I asked the question as to how “safe was safe”? I pointed out that condoms have a failure rate as contraceptives (6 – 15% depending on usage?) and this when a woman is fertile for only 24 hours or so each cycle, whereas a person with HIV or another STD has it all the time. It follows that the failure rate of condoms as protection against STDs should be higher than when used as a contraceptive. The school nurse accepted this logic and ventured a “conservative failure rate” of about 20%.
Another Deputy Head – a female deputy from an all-girls school – told us of one of her pupils who asked the question:”What do you do when you want to have a baby?” The obvious answer is to stop using a condom – but then you run the risk, according to the Government-led argument, of contracting HIV.
The lesson is that unless you confine yourself to a partner you can trust – who is disease-free and trustworthy – you could never have babies!
I also remembering writing at the time in protest to the Department of Health about the “safe sex” campaign – along the lines that condoms can fail. I received a reply saying that what I said may be correct but it all depends on how condoms are used – and they gave the example of prostitutes in Western Australia who, apparently, have it down to a fine art – with little failure. What wonderful role models to present to our children!
I like Stair Sainty’s idea of parents being able to choose the provider of sex/relationships instruction for their children, and attend the classes along with them.
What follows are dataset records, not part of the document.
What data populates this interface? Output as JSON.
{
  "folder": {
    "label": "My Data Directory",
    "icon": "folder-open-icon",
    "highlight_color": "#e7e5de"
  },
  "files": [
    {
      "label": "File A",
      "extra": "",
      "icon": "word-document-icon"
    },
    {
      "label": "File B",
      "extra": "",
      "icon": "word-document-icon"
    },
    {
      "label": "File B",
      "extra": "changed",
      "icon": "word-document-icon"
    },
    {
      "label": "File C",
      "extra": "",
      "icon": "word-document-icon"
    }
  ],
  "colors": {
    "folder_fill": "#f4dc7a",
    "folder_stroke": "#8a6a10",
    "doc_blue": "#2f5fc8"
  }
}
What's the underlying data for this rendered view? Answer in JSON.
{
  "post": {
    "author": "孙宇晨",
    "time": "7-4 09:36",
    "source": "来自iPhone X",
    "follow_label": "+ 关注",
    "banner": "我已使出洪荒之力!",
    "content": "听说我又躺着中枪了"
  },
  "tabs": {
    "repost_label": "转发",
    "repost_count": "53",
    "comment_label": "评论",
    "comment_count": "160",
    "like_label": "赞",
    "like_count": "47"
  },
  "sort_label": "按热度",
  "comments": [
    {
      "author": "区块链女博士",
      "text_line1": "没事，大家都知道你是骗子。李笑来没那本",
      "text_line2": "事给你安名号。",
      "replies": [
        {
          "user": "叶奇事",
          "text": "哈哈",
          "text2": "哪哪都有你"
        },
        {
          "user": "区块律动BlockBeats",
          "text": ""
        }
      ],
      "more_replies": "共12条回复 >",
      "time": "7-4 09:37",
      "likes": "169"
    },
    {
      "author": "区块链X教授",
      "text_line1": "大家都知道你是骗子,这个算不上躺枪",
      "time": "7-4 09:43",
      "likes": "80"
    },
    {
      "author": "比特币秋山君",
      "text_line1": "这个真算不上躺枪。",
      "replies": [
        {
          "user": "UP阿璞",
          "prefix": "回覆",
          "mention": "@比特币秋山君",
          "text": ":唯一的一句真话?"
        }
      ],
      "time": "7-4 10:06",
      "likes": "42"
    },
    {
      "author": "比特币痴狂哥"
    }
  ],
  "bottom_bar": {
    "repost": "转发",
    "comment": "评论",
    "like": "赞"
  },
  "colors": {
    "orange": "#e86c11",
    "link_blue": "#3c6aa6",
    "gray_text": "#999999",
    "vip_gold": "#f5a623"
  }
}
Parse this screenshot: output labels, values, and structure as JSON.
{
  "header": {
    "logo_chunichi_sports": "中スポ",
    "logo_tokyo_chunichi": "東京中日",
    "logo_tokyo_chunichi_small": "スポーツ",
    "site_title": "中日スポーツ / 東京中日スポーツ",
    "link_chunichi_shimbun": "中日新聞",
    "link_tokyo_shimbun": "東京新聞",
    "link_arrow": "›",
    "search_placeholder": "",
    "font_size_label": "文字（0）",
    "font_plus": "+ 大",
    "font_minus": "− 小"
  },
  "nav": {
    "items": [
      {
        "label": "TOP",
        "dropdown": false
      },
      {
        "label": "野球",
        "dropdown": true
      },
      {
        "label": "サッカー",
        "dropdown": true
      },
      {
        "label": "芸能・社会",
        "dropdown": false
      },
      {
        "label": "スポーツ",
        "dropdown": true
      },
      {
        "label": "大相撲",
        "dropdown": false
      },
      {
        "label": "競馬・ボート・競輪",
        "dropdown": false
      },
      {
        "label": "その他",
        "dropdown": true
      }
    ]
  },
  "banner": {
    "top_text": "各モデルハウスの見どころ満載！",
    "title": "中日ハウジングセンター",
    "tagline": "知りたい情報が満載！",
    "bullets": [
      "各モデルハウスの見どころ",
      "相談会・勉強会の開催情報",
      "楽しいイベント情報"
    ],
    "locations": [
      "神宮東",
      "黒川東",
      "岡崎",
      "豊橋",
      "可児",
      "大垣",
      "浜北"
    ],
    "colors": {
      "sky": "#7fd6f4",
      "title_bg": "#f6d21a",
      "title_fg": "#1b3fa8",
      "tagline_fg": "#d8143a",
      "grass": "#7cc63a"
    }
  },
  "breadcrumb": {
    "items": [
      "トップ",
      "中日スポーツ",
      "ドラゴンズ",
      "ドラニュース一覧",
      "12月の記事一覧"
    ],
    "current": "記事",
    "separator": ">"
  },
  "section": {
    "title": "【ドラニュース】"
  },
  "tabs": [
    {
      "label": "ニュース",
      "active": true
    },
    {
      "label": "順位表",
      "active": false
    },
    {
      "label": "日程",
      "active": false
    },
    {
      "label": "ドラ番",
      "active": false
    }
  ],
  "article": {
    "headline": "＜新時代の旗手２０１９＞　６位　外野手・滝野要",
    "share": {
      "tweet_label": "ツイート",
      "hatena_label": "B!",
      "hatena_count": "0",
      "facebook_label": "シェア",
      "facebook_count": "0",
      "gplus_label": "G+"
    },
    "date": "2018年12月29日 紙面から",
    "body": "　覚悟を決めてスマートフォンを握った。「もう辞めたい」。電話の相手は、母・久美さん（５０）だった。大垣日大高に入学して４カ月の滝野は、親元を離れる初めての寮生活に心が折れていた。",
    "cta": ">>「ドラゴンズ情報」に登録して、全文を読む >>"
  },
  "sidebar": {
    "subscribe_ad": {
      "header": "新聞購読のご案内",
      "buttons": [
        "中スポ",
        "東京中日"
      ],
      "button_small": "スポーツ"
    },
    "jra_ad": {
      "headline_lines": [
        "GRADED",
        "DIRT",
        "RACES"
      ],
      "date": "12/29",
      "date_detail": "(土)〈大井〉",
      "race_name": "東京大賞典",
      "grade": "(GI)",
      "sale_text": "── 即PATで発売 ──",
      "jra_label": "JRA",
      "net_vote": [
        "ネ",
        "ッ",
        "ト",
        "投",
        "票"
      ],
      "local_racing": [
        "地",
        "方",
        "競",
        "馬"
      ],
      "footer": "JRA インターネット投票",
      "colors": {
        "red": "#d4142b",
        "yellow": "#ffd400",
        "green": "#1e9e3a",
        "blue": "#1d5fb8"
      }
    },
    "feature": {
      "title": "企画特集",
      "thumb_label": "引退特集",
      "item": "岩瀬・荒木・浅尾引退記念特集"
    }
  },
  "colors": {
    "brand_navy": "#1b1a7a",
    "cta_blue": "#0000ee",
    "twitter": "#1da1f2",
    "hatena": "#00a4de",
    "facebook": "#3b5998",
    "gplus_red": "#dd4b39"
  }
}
One thing that puzzles me is the link (or lack of same) between the legal situation (illegal to have sex with a minor, since minors are considered to be below the age of consent) and the push to make contraception and contraceptive advice freely available to minors. Why isn’t the latter seen as encouragement to break the law? Indeed, is that law currently implemented at all?